The truth is, that’s not my responsibility. If it’s really that bad – they better damn well do something about it.
In the picture above, notice how long the scaffolding has been there, and note that this is on the same street as the CAPITOL BUILDING (you can see the building on the right). Think about that.
There was a boat in Cienfuegos named Harvey Gamage. It had a crew of young people. Good young people. Happy and positive young people. Idealistic young people. And one of these young people brought up the argument for communism, and it was apparent he strongly believed it. He believed that Cubans were better off in this system. I disagreed, having spent more time and more money and more energy here – but it’s a debate I was willing to entertain. And so we talked.
His belief was that the country was in good shape. It had education for all, healthcare for all. And for a Caribe country with few natural resources – they were doing alright.
I asked him, why then, were Cubans not allowed to leave this paradise? Why then do they continue to flee this paradise, despite the seriousness of the consequences? Why then is there no one trying to immigrate to this paradise? If you didn’t know this already – Cuba is a giant prison camp. And though they are making strides to open it up (and have, already) – it continues to be a prison.
Even if the healthcare and education were good and free, if this ideal is carried out successfully – you are still a prisoner. That, to me, is hardly acceptable.
It is challenging. It’s full of contradictions. It can be expensive and time-consuming. Nothing is done correctly. Waiting in line is a pastime here. The food is atrocious. Personal connection is rare. Corruption is rampant.
But, I’m not here to change the world. Merely to observe.
So I spent a couple of weeks in Havana. I went to Buena Vista Social Club (twice). I stayed at more than a few different places. I drank in famous hotels. I followed in Hemmingway’s footsteps. I danced and drank and ate and talked and sweated and cursed. I visited the tobacco factory and the rum factory and several museums. I argued with taxi drivers and told people “no, gracias” more times that I can count. I spent way too much money. I saw the underbelly, which isn’t all that well-hidden. I ate local and dined out with politicos and lived in the ghetto and saw the lavish houses of those in government.

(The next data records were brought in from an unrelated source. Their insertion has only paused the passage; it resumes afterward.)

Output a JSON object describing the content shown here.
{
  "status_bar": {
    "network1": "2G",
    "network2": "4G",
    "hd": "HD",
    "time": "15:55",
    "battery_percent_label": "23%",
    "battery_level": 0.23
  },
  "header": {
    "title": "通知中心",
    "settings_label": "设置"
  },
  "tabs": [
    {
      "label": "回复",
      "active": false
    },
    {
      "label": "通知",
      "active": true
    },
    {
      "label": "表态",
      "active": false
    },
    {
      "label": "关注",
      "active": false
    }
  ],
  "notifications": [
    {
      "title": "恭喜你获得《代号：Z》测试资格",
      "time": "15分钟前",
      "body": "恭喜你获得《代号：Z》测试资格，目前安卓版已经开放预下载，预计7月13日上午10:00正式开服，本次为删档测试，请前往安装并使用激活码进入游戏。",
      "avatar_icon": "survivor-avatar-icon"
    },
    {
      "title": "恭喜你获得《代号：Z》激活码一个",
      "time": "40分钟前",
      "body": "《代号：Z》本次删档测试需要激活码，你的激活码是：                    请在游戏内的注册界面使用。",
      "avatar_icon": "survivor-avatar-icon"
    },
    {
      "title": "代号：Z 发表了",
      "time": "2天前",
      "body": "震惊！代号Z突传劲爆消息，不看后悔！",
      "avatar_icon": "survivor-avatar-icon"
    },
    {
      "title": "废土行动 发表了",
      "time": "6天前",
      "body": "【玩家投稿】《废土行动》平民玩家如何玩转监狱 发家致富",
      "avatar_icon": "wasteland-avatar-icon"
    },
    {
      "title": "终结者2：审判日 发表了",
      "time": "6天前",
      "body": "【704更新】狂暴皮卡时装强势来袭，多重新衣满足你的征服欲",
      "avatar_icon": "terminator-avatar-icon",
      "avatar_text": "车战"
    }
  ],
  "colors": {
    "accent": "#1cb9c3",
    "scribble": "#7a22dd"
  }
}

And to that end – despite the many, many frustrating things about Havana, Cuba – I do love Cuba (outside of Havana, Cuba). From my vantage point (NOMAD) where I smoke the fine cigars and drink the great rum and have access to some of the best fishing in the world – Cuba is a fine place.
That’s Cuba. It’s changing already.
And when that change is complete, it just won’t be Cuba.